Aim of the exercise -> Pictures should be excluded; otherwise, copy every entry exactly.

━━━━━ Excerpted records

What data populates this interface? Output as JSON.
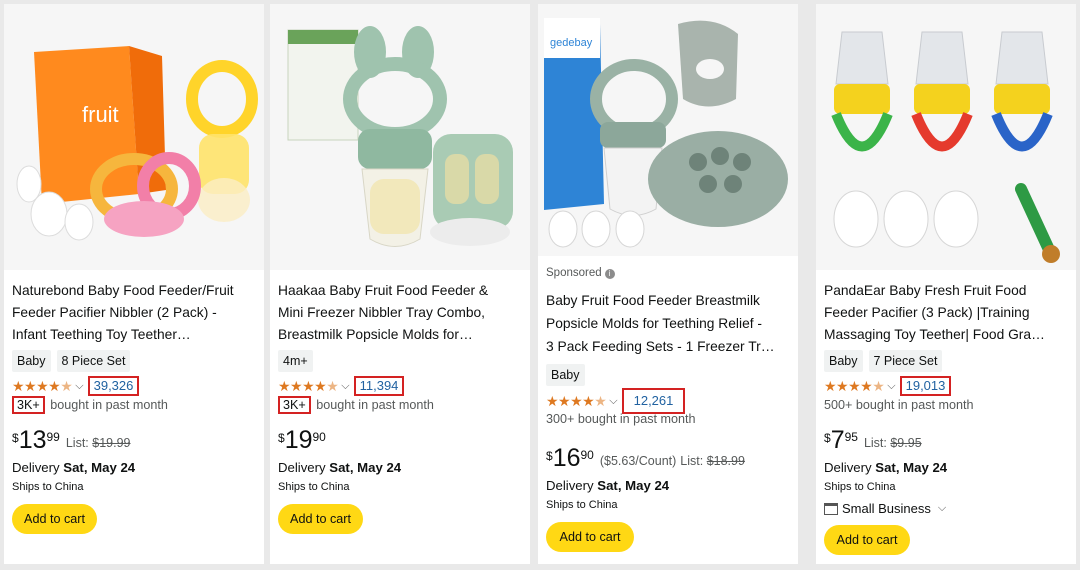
{
  "products": [
    {
      "title_line1": "Naturebond Baby Food Feeder/Fruit",
      "title_line2": "Feeder Pacifier Nibbler (2 Pack) -",
      "title_line3": "Infant Teething Toy Teether…",
      "chips": [
        "Baby",
        "8 Piece Set"
      ],
      "rating_count": "39,326",
      "bought_prefix": "3K+",
      "bought_text": " bought in past month",
      "price_symbol": "$",
      "price_whole": "13",
      "price_frac": "99",
      "list_label": "List: ",
      "list_price": "$19.99",
      "delivery_prefix": "Delivery ",
      "delivery_date": "Sat, May 24",
      "ships": "Ships to China",
      "cart_label": "Add to cart"
    },
    {
      "title_line1": "Haakaa Baby Fruit Food Feeder &",
      "title_line2": "Mini Freezer Nibbler Tray Combo,",
      "title_line3": "Breastmilk Popsicle Molds for…",
      "chips": [
        "4m+"
      ],
      "rating_count": "11,394",
      "bought_prefix": "3K+",
      "bought_text": " bought in past month",
      "price_symbol": "$",
      "price_whole": "19",
      "price_frac": "90",
      "delivery_prefix": "Delivery ",
      "delivery_date": "Sat, May 24",
      "ships": "Ships to China",
      "cart_label": "Add to cart"
    },
    {
      "sponsored": "Sponsored",
      "title_line1": "Baby Fruit Food Feeder Breastmilk",
      "title_line2": "Popsicle Molds for Teething Relief -",
      "title_line3": "3 Pack Feeding Sets - 1 Freezer Tr…",
      "chips": [
        "Baby"
      ],
      "rating_count": "12,261",
      "bought_text": "300+ bought in past month",
      "price_symbol": "$",
      "price_whole": "16",
      "price_frac": "90",
      "unit_price": "($5.63/Count)",
      "list_label": "List: ",
      "list_price": "$18.99",
      "delivery_prefix": "Delivery ",
      "delivery_date": "Sat, May 24",
      "ships": "Ships to China",
      "cart_label": "Add to cart"
    },
    {
      "title_line1": "PandaEar Baby Fresh Fruit Food",
      "title_line2": "Feeder Pacifier (3 Pack) |Training",
      "title_line3": "Massaging Toy Teether| Food Gra…",
      "chips": [
        "Baby",
        "7 Piece Set"
      ],
      "rating_count": "19,013",
      "bought_text": "500+ bought in past month",
      "price_symbol": "$",
      "price_whole": "7",
      "price_frac": "95",
      "list_label": "List: ",
      "list_price": "$9.95",
      "delivery_prefix": "Delivery ",
      "delivery_date": "Sat, May 24",
      "ships": "Ships to China",
      "small_business": "Small Business",
      "cart_label": "Add to cart"
    }
  ],
  "image_labels": {
    "p1_box_brand": "fruit",
    "p3_box_brand": "gedebay"
  },
  "colors": {
    "star": "#de7921",
    "link": "#2162a1",
    "highlight_box": "#d42222",
    "cart_button": "#ffd814"
  },
  "icons": {
    "rating": "star-icon",
    "chevron": "chevron-down-icon",
    "info": "info-icon",
    "small_business": "store-icon"
  }
}
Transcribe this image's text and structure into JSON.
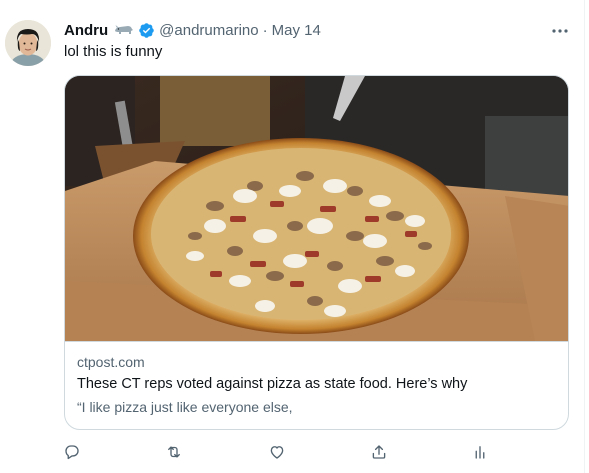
{
  "tweet": {
    "display_name": "Andru",
    "handle": "@andrumarino",
    "separator": "·",
    "date": "May 14",
    "text": "lol this is funny",
    "name_emoji": "rhino-emoji",
    "verified_icon": "verified-badge-icon"
  },
  "card": {
    "domain": "ctpost.com",
    "title": "These CT reps voted against pizza as state food. Here’s why",
    "description": "“I like pizza just like everyone else,"
  },
  "actions": [
    "reply-icon",
    "retweet-icon",
    "like-icon",
    "share-icon",
    "analytics-icon"
  ],
  "colors": {
    "text": "#0f1419",
    "secondary": "#536471",
    "verified": "#1d9bf0",
    "border": "#cfd9de"
  }
}
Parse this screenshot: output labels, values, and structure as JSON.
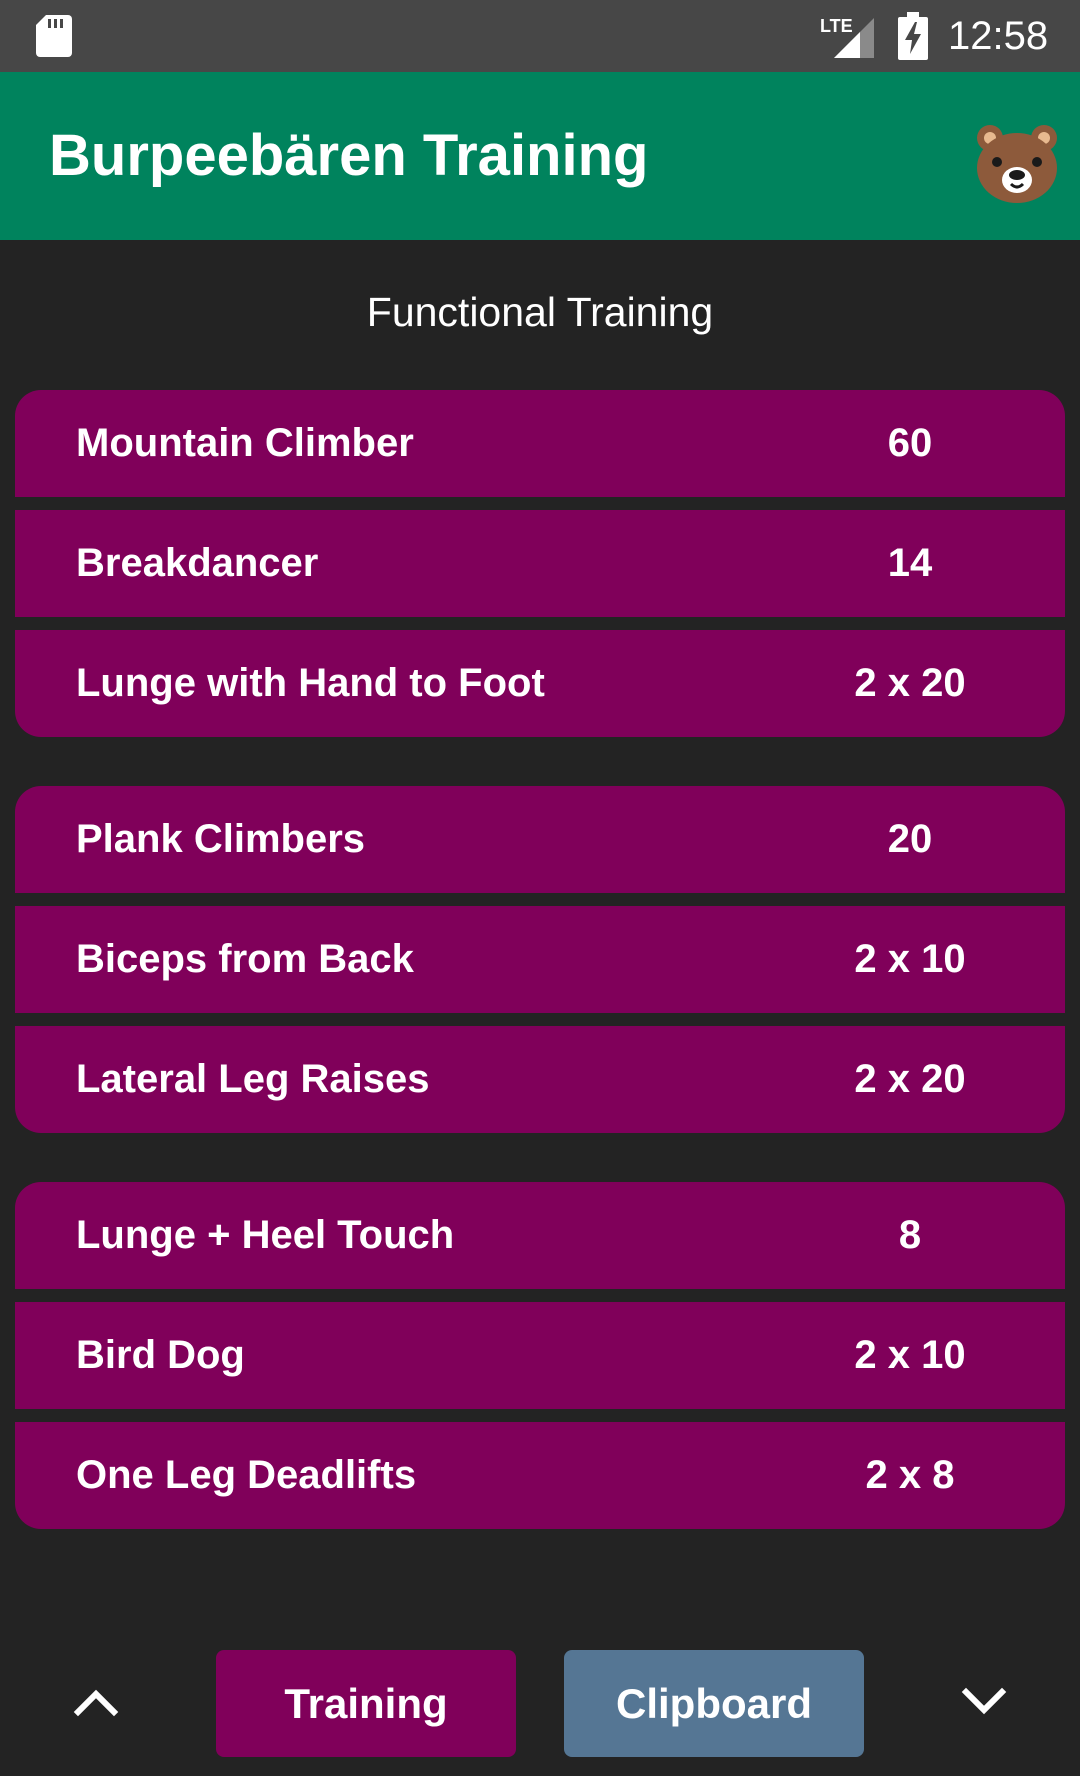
{
  "status_bar": {
    "time": "12:58",
    "network_label": "LTE"
  },
  "app_bar": {
    "title": "Burpeebären Training",
    "logo_icon": "bear-face-icon"
  },
  "section_title": "Functional Training",
  "groups": [
    {
      "exercises": [
        {
          "name": "Mountain Climber",
          "reps": "60"
        },
        {
          "name": "Breakdancer",
          "reps": "14"
        },
        {
          "name": "Lunge with Hand to Foot",
          "reps": "2 x 20"
        }
      ]
    },
    {
      "exercises": [
        {
          "name": "Plank Climbers",
          "reps": "20"
        },
        {
          "name": "Biceps from Back",
          "reps": "2 x 10"
        },
        {
          "name": "Lateral Leg Raises",
          "reps": "2 x 20"
        }
      ]
    },
    {
      "exercises": [
        {
          "name": "Lunge + Heel Touch",
          "reps": "8"
        },
        {
          "name": "Bird Dog",
          "reps": "2 x 10"
        },
        {
          "name": "One Leg Deadlifts",
          "reps": "2 x 8"
        }
      ]
    }
  ],
  "bottom_bar": {
    "training_label": "Training",
    "clipboard_label": "Clipboard",
    "up_icon": "chevron-up-icon",
    "down_icon": "chevron-down-icon"
  },
  "colors": {
    "background": "#232323",
    "status_bar": "#474747",
    "app_bar": "#00835d",
    "exercise_row": "#80005a",
    "training_button": "#80005a",
    "clipboard_button": "#557694"
  }
}
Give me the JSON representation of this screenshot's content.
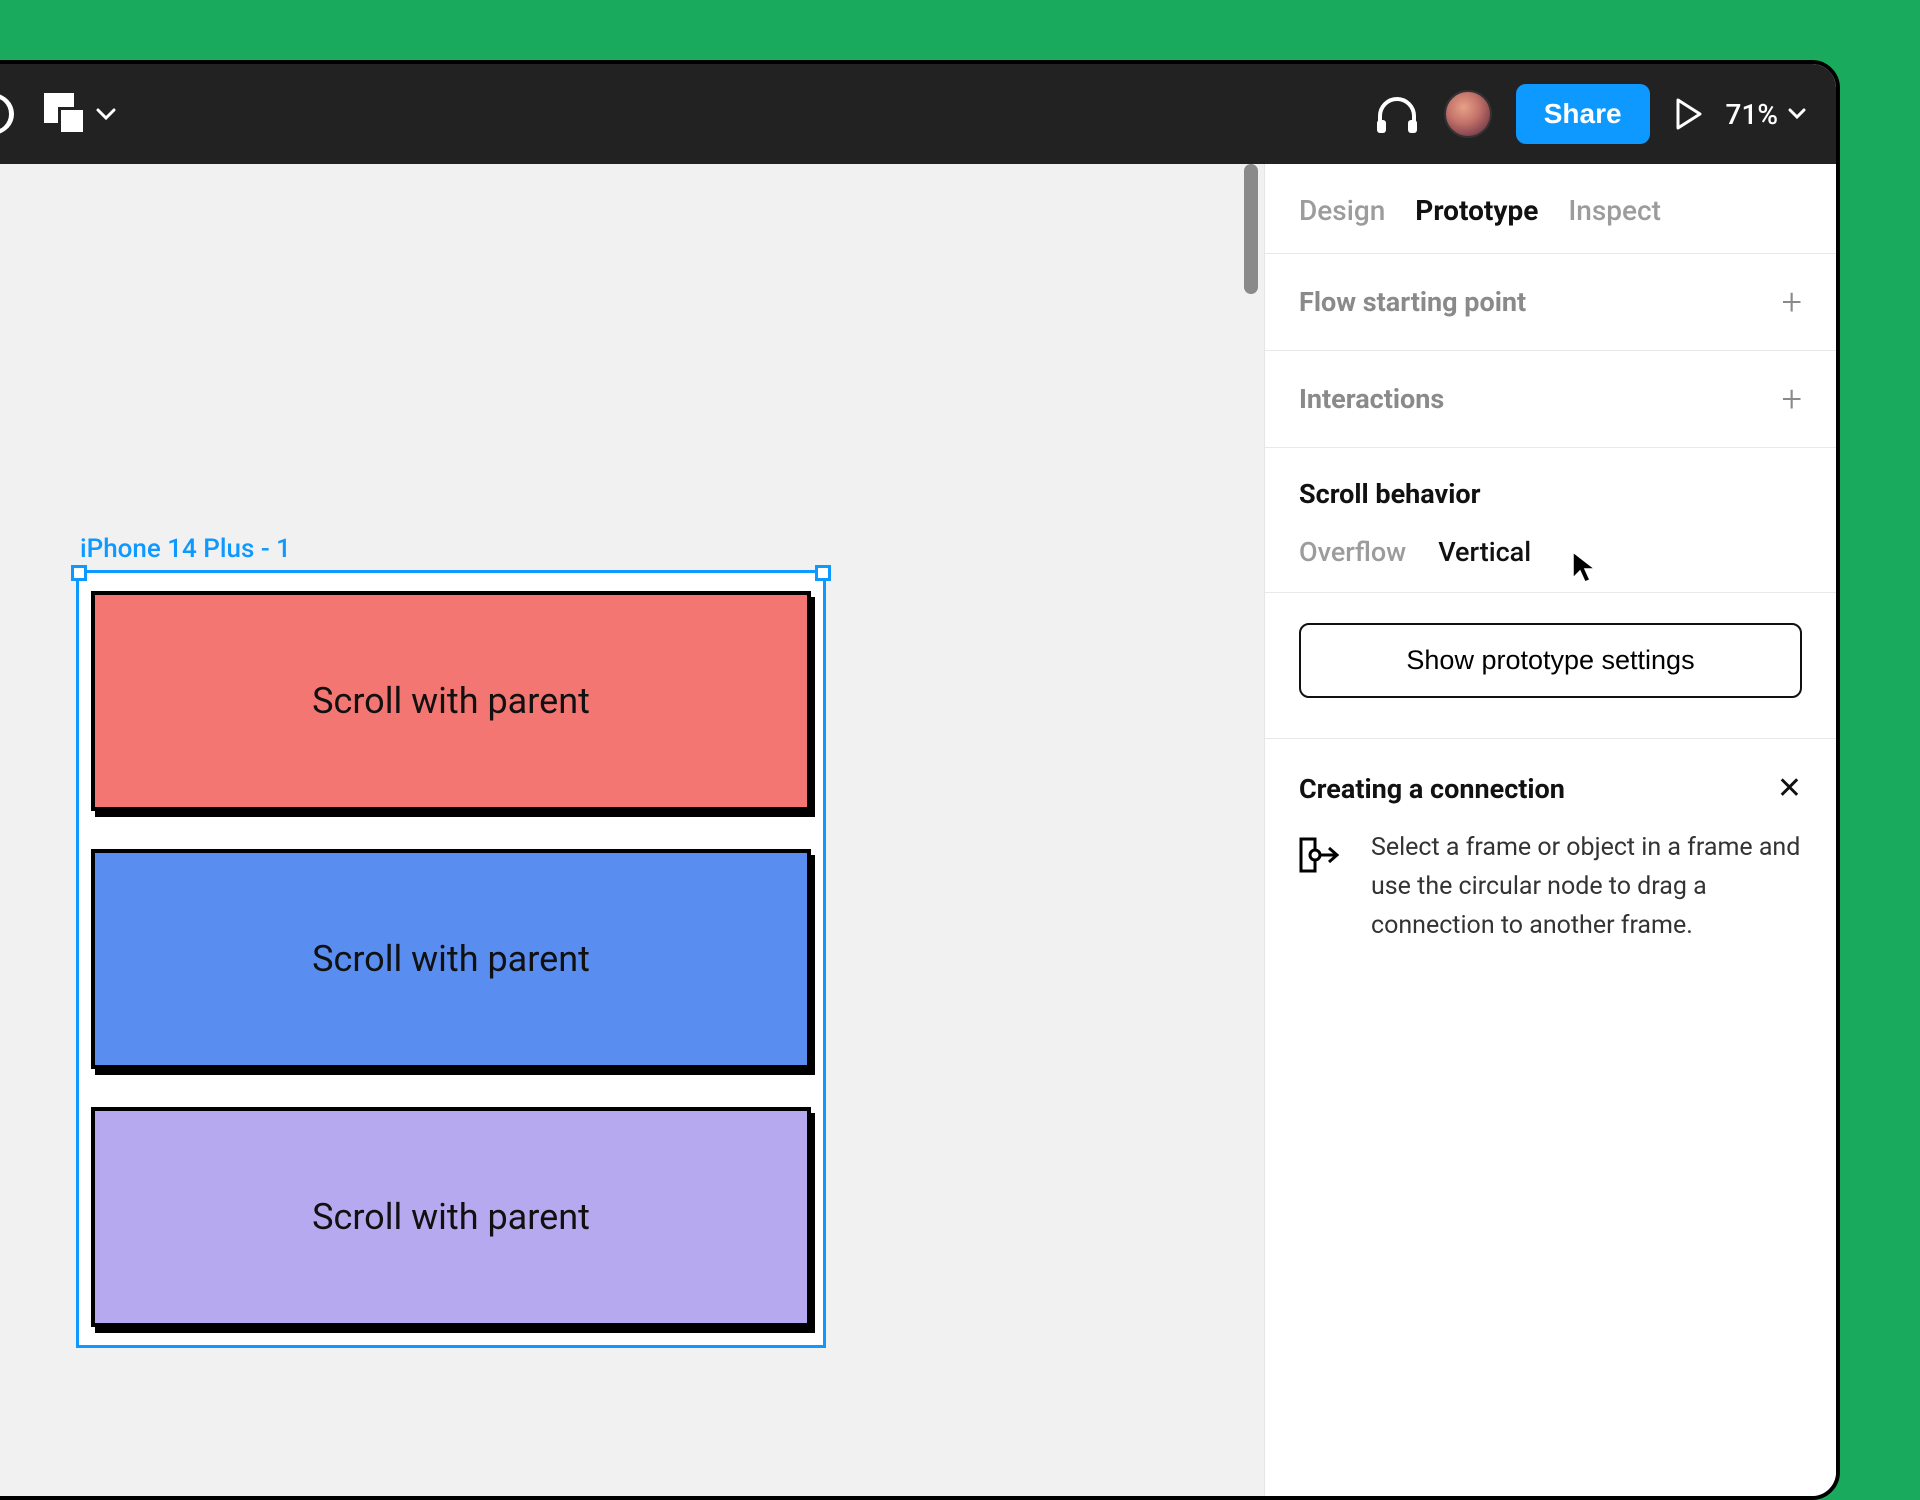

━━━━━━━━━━

Your response ->
What data populates this interface? Output as JSON.
{
  "products": [
    {
      "title_line1": "Naturebond Baby Food Feeder/Fruit",
      "title_line2": "Feeder Pacifier Nibbler (2 Pack) -",
      "title_line3": "Infant Teething Toy Teether…",
      "chips": [
        "Baby",
        "8 Piece Set"
      ],
      "rating_count": "39,326",
      "bought_prefix": "3K+",
      "bought_text": " bought in past month",
      "price_symbol": "$",
      "price_whole": "13",
      "price_frac": "99",
      "list_label": "List: ",
      "list_price": "$19.99",
      "delivery_prefix": "Delivery ",
      "delivery_date": "Sat, May 24",
      "ships": "Ships to China",
      "cart_label": "Add to cart"
    },
    {
      "title_line1": "Haakaa Baby Fruit Food Feeder &",
      "title_line2": "Mini Freezer Nibbler Tray Combo,",
      "title_line3": "Breastmilk Popsicle Molds for…",
      "chips": [
        "4m+"
      ],
      "rating_count": "11,394",
      "bought_prefix": "3K+",
      "bought_text": " bought in past month",
      "price_symbol": "$",
      "price_whole": "19",
      "price_frac": "90",
      "delivery_prefix": "Delivery ",
      "delivery_date": "Sat, May 24",
      "ships": "Ships to China",
      "cart_label": "Add to cart"
    },
    {
      "sponsored": "Sponsored",
      "title_line1": "Baby Fruit Food Feeder Breastmilk",
      "title_line2": "Popsicle Molds for Teething Relief -",
      "title_line3": "3 Pack Feeding Sets - 1 Freezer Tr…",
      "chips": [
        "Baby"
      ],
      "rating_count": "12,261",
      "bought_text": "300+ bought in past month",
      "price_symbol": "$",
      "price_whole": "16",
      "price_frac": "90",
      "unit_price": "($5.63/Count)",
      "list_label": "List: ",
      "list_price": "$18.99",
      "delivery_prefix": "Delivery ",
      "delivery_date": "Sat, May 24",
      "ships": "Ships to China",
      "cart_label": "Add to cart"
    },
    {
      "title_line1": "PandaEar Baby Fresh Fruit Food",
      "title_line2": "Feeder Pacifier (3 Pack) |Training",
      "title_line3": "Massaging Toy Teether| Food Gra…",
      "chips": [
        "Baby",
        "7 Piece Set"
      ],
      "rating_count": "19,013",
      "bought_text": "500+ bought in past month",
      "price_symbol": "$",
      "price_whole": "7",
      "price_frac": "95",
      "list_label": "List: ",
      "list_price": "$9.95",
      "delivery_prefix": "Delivery ",
      "delivery_date": "Sat, May 24",
      "ships": "Ships to China",
      "small_business": "Small Business",
      "cart_label": "Add to cart"
    }
  ],
  "image_labels": {
    "p1_box_brand": "fruit",
    "p3_box_brand": "gedebay"
  },
  "colors": {
    "star": "#de7921",
    "link": "#2162a1",
    "highlight_box": "#d42222",
    "cart_button": "#ffd814"
  },
  "icons": {
    "rating": "star-icon",
    "chevron": "chevron-down-icon",
    "info": "info-icon",
    "small_business": "store-icon"
  }
}
Transcribe this image's text and structure into JSON.
{
  "tweet": {
    "display_name": "Andru",
    "handle": "@andrumarino",
    "separator": "·",
    "date": "May 14",
    "text": "lol this is funny",
    "name_emoji": "rhino-emoji",
    "verified_icon": "verified-badge-icon"
  },
  "card": {
    "domain": "ctpost.com",
    "title": "These CT reps voted against pizza as state food. Here’s why",
    "description": "“I like pizza just like everyone else,"
  },
  "actions": [
    "reply-icon",
    "retweet-icon",
    "like-icon",
    "share-icon",
    "analytics-icon"
  ],
  "colors": {
    "text": "#0f1419",
    "secondary": "#536471",
    "verified": "#1d9bf0",
    "border": "#cfd9de"
  }
}
Parse this screenshot: output labels, values, and structure as JSON.
{
  "status_bar": {
    "time": "12:58",
    "network_label": "LTE"
  },
  "app_bar": {
    "title": "Burpeebären Training",
    "logo_icon": "bear-face-icon"
  },
  "section_title": "Functional Training",
  "groups": [
    {
      "exercises": [
        {
          "name": "Mountain Climber",
          "reps": "60"
        },
        {
          "name": "Breakdancer",
          "reps": "14"
        },
        {
          "name": "Lunge with Hand to Foot",
          "reps": "2 x 20"
        }
      ]
    },
    {
      "exercises": [
        {
          "name": "Plank Climbers",
          "reps": "20"
        },
        {
          "name": "Biceps from Back",
          "reps": "2 x 10"
        },
        {
          "name": "Lateral Leg Raises",
          "reps": "2 x 20"
        }
      ]
    },
    {
      "exercises": [
        {
          "name": "Lunge + Heel Touch",
          "reps": "8"
        },
        {
          "name": "Bird Dog",
          "reps": "2 x 10"
        },
        {
          "name": "One Leg Deadlifts",
          "reps": "2 x 8"
        }
      ]
    }
  ],
  "bottom_bar": {
    "training_label": "Training",
    "clipboard_label": "Clipboard",
    "up_icon": "chevron-up-icon",
    "down_icon": "chevron-down-icon"
  },
  "colors": {
    "background": "#232323",
    "status_bar": "#474747",
    "app_bar": "#00835d",
    "exercise_row": "#80005a",
    "training_button": "#80005a",
    "clipboard_button": "#557694"
  }
}
Give me the JSON representation of this screenshot's content.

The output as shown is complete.